(Interface dataset entries)

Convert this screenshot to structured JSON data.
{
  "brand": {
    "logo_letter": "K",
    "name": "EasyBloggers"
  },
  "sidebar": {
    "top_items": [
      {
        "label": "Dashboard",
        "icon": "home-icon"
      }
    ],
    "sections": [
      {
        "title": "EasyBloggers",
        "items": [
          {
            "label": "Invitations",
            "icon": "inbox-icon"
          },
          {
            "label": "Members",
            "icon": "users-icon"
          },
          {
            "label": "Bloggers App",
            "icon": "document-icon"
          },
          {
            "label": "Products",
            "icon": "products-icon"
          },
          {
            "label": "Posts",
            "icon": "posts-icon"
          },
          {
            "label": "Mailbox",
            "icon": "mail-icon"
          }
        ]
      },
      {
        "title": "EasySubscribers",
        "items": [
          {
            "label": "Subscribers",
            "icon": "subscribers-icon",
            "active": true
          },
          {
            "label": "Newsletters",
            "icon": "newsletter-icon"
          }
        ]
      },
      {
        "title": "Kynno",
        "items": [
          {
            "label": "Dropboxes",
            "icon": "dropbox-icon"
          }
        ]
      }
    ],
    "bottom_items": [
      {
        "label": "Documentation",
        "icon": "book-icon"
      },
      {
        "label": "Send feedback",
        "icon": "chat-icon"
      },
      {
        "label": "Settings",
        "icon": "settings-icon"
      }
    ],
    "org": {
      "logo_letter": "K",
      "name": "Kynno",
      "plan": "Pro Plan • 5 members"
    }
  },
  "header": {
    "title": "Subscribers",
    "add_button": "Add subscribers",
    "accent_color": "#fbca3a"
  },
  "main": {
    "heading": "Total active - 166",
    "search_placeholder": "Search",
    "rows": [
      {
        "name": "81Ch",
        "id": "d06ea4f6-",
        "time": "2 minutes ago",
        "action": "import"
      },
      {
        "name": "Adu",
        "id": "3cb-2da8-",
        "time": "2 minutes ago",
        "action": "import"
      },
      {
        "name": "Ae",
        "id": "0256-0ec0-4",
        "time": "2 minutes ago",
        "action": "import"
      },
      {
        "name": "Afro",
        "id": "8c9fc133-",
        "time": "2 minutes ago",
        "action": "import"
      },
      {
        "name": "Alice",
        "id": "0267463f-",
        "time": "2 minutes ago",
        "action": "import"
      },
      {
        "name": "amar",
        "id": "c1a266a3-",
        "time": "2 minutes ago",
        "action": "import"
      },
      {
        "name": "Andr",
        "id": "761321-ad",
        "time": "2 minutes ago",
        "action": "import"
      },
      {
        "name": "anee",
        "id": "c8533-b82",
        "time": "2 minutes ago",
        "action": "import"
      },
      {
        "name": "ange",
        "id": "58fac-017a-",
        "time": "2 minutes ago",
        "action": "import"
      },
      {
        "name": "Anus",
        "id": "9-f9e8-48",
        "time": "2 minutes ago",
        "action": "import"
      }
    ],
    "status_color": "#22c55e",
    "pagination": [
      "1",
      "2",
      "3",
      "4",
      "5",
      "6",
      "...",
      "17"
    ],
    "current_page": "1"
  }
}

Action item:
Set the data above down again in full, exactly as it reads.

Result of the exercise:
Convert this screenshot to structured JSON data.
{
  "brand": {
    "logo_letter": "K",
    "name": "EasyBloggers"
  },
  "sidebar": {
    "top_items": [
      {
        "label": "Dashboard",
        "icon": "home-icon"
      }
    ],
    "sections": [
      {
        "title": "EasyBloggers",
        "items": [
          {
            "label": "Invitations",
            "icon": "inbox-icon"
          },
          {
            "label": "Members",
            "icon": "users-icon"
          },
          {
            "label": "Bloggers App",
            "icon": "document-icon"
          },
          {
            "label": "Products",
            "icon": "products-icon"
          },
          {
            "label": "Posts",
            "icon": "posts-icon"
          },
          {
            "label": "Mailbox",
            "icon": "mail-icon"
          }
        ]
      },
      {
        "title": "EasySubscribers",
        "items": [
          {
            "label": "Subscribers",
            "icon": "subscribers-icon",
            "active": true
          },
          {
            "label": "Newsletters",
            "icon": "newsletter-icon"
          }
        ]
      },
      {
        "title": "Kynno",
        "items": [
          {
            "label": "Dropboxes",
            "icon": "dropbox-icon"
          }
        ]
      }
    ],
    "bottom_items": [
      {
        "label": "Documentation",
        "icon": "book-icon"
      },
      {
        "label": "Send feedback",
        "icon": "chat-icon"
      },
      {
        "label": "Settings",
        "icon": "settings-icon"
      }
    ],
    "org": {
      "logo_letter": "K",
      "name": "Kynno",
      "plan": "Pro Plan • 5 members"
    }
  },
  "header": {
    "title": "Subscribers",
    "add_button": "Add subscribers",
    "accent_color": "#fbca3a"
  },
  "main": {
    "heading": "Total active - 166",
    "search_placeholder": "Search",
    "rows": [
      {
        "name": "81Ch",
        "id": "d06ea4f6-",
        "time": "2 minutes ago",
        "action": "import"
      },
      {
        "name": "Adu",
        "id": "3cb-2da8-",
        "time": "2 minutes ago",
        "action": "import"
      },
      {
        "name": "Ae",
        "id": "0256-0ec0-4",
        "time": "2 minutes ago",
        "action": "import"
      },
      {
        "name": "Afro",
        "id": "8c9fc133-",
        "time": "2 minutes ago",
        "action": "import"
      },
      {
        "name": "Alice",
        "id": "0267463f-",
        "time": "2 minutes ago",
        "action": "import"
      },
      {
        "name": "amar",
        "id": "c1a266a3-",
        "time": "2 minutes ago",
        "action": "import"
      },
      {
        "name": "Andr",
        "id": "761321-ad",
        "time": "2 minutes ago",
        "action": "import"
      },
      {
        "name": "anee",
        "id": "c8533-b82",
        "time": "2 minutes ago",
        "action": "import"
      },
      {
        "name": "ange",
        "id": "58fac-017a-",
        "time": "2 minutes ago",
        "action": "import"
      },
      {
        "name": "Anus",
        "id": "9-f9e8-48",
        "time": "2 minutes ago",
        "action": "import"
      }
    ],
    "status_color": "#22c55e",
    "pagination": [
      "1",
      "2",
      "3",
      "4",
      "5",
      "6",
      "...",
      "17"
    ],
    "current_page": "1"
  }
}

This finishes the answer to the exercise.